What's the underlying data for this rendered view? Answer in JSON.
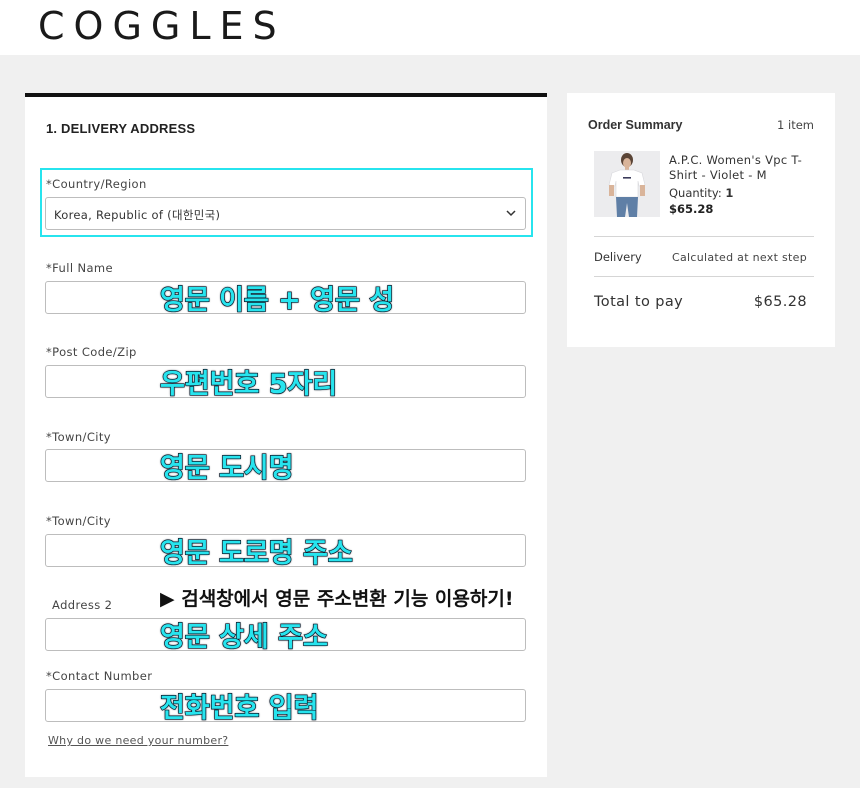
{
  "brand": {
    "logo_text": "COGGLES"
  },
  "form": {
    "section_title": "1. DELIVERY ADDRESS",
    "country": {
      "label": "*Country/Region",
      "value": "Korea, Republic of (대한민국)"
    },
    "full_name": {
      "label": "*Full Name",
      "value": ""
    },
    "post_code": {
      "label": "*Post Code/Zip",
      "value": ""
    },
    "town_city": {
      "label": "*Town/City",
      "value": ""
    },
    "address_1": {
      "label": "*Town/City",
      "value": ""
    },
    "address_2": {
      "label": "Address 2",
      "value": ""
    },
    "contact": {
      "label": "*Contact Number",
      "value": ""
    },
    "why_link": "Why do we need your number?"
  },
  "annotations": {
    "full_name": "영문 이름 + 영문 성",
    "post_code": "우편번호 5자리",
    "town_city": "영문 도시명",
    "address_1": "영문 도로명 주소",
    "tip": "▶ 검색창에서 영문 주소변환 기능 이용하기!",
    "address_2": "영문 상세 주소",
    "contact": "전화번호 입력",
    "overlay_color": "#27e4ee",
    "highlight_color": "#27e4ee"
  },
  "summary": {
    "title": "Order Summary",
    "item_count": "1 item",
    "product": {
      "name": "A.P.C. Women's Vpc T-Shirt - Violet - M",
      "quantity_label": "Quantity:",
      "quantity": "1",
      "price": "$65.28"
    },
    "delivery_label": "Delivery",
    "delivery_value": "Calculated at next step",
    "total_label": "Total to pay",
    "total_value": "$65.28"
  }
}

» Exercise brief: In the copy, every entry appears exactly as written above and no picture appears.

» Exercise result:
What's the underlying data for this rendered view? Answer in JSON.
{
  "brand": {
    "logo_text": "COGGLES"
  },
  "form": {
    "section_title": "1. DELIVERY ADDRESS",
    "country": {
      "label": "*Country/Region",
      "value": "Korea, Republic of (대한민국)"
    },
    "full_name": {
      "label": "*Full Name",
      "value": ""
    },
    "post_code": {
      "label": "*Post Code/Zip",
      "value": ""
    },
    "town_city": {
      "label": "*Town/City",
      "value": ""
    },
    "address_1": {
      "label": "*Town/City",
      "value": ""
    },
    "address_2": {
      "label": "Address 2",
      "value": ""
    },
    "contact": {
      "label": "*Contact Number",
      "value": ""
    },
    "why_link": "Why do we need your number?"
  },
  "annotations": {
    "full_name": "영문 이름 + 영문 성",
    "post_code": "우편번호 5자리",
    "town_city": "영문 도시명",
    "address_1": "영문 도로명 주소",
    "tip": "▶ 검색창에서 영문 주소변환 기능 이용하기!",
    "address_2": "영문 상세 주소",
    "contact": "전화번호 입력",
    "overlay_color": "#27e4ee",
    "highlight_color": "#27e4ee"
  },
  "summary": {
    "title": "Order Summary",
    "item_count": "1 item",
    "product": {
      "name": "A.P.C. Women's Vpc T-Shirt - Violet - M",
      "quantity_label": "Quantity:",
      "quantity": "1",
      "price": "$65.28"
    },
    "delivery_label": "Delivery",
    "delivery_value": "Calculated at next step",
    "total_label": "Total to pay",
    "total_value": "$65.28"
  }
}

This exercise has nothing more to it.